Justin Verlander was touched up for three runs on five hits and two walks in four innings of work. He did strikeout four batters though and the even worse thing was, the poor outing actually improved his ERA slightly to 8.31. He’s got a couple more starts before the real games start so hopefull he’s getting all of these hits out of his system.
Jose Mesa threw two shutout frames and Preston Larrison and Tim Byrdak each pitched a scoreless inning. At the plate, Ryan Rayburn and Brandon Inge each had two hits and Inge scored the only run of the game for the Tigers. He was driven home by Rayburn in the ninth inning. Ivan Rodriguez hit leadoff again and he drew a walk while Craig Monroe played left field and doubled in the game.
The Tigers get the day off tomorrow then they play a late afternoon game against the Indians on Thursday. This is the Tigers first and only day off since they started playing spring games.
I’m bouncing the idea around of having a little meet and greet on next Wendesday (3/28). The Tigers are on FSN at 1:05 (they’re only televised weekday day game) so I might try to find a spot with WiFi, grab some lunch and if you want to stop by, grab a bite and if people show up, talk some baseball. If you’re interested at all, let me know either with a comment or an email and I’ll try to pick a spot that will allow the most people to stop by. And if nobody’s interested, I’ll just sit at home and watch it and we can try again later in the season. No sweat.
MLB.com beat writer Jason Beck answered more reader questions in a mailbag column yesterday. He spends the most time on why Andrew Miller was sent to Lakeland and he fields the question nicely. I thought he’d start the season at Erie but his explanation for his Lakeland start is the best I’ve seen.
He also touches on where the Tigers offense is relative to the rest of the league this spring and he also fields a question from a guy from my hometown (Southgate) about whether Ivan Rodriguez retires if the Tigers win it all.
The Pirates are taking it to Justin Verlander. It’s 3-0 in the third inning.
This really bummed me out when I read about it, but it looks like Edward Campusano’s run for a spot in the Tigers pen might have been derailed when his elbow started bothering him. There was an MRI yesterday, but there still hasn’t been a diagnosis so it’s probably a wait and see.
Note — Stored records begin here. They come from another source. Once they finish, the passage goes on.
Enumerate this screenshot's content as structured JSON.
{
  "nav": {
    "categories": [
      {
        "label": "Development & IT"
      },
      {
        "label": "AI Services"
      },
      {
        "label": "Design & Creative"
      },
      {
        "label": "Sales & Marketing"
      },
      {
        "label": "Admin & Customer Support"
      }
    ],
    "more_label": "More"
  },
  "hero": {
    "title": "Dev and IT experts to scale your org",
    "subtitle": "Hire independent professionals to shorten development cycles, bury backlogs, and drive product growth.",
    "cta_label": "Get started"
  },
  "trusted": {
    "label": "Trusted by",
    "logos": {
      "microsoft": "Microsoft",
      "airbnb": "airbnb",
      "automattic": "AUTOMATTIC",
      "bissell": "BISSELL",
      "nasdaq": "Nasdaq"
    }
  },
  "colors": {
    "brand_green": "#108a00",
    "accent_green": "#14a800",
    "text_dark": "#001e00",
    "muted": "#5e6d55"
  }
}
I’m pretty sure if he goes on the DL, we can still hold onto him under the Rule Five rules (I remember something similar happening with Chris Shelton) so he migth still have a future with the team even if it is pretty serious. Hopefully it’s not and he’s back on the mound soon.
The Tigers have been pretty careful with Craig Monroe this spring. He’s played in a lot of the Tigers spring games but he’s also had his share of time as the designated hitter. Now Rick Wilton from the Baseball Injury Report sheds some light on Craig Monroe’s injured knee. It appears to be something he can play through, but it’s also something that will bother him all season and limit his production. While I’m sure the Tigers are entertaining offers for Marcus Thames, you wonder whether the Tigers might want to hang onto as insurance in the even Monroe misses a significant amount of time. Then again, with the Tigers depth of outfielders, they could always just call up someone like Brent Clevlen.
The Tigers won again and they did it behind a solid game by Gary Sheffield. The left fielder hit a solo homerun and he also walked twice and scored twice. Sean Casey was two for two with a run and an RBI while Timo Perez was two for four with a run.
On the pitching side, Kenny Rogers gave up two runs on three hits and two walks with a strikeout in five innings. Joel Zumaya pitched two more shutout frames while Todd Jones was his old self. He didn’t give up any runs, but he gave up two hits.
Tomorrow, Justin Verlander throws for the Tigers against the Pirates. Game time is 1:05.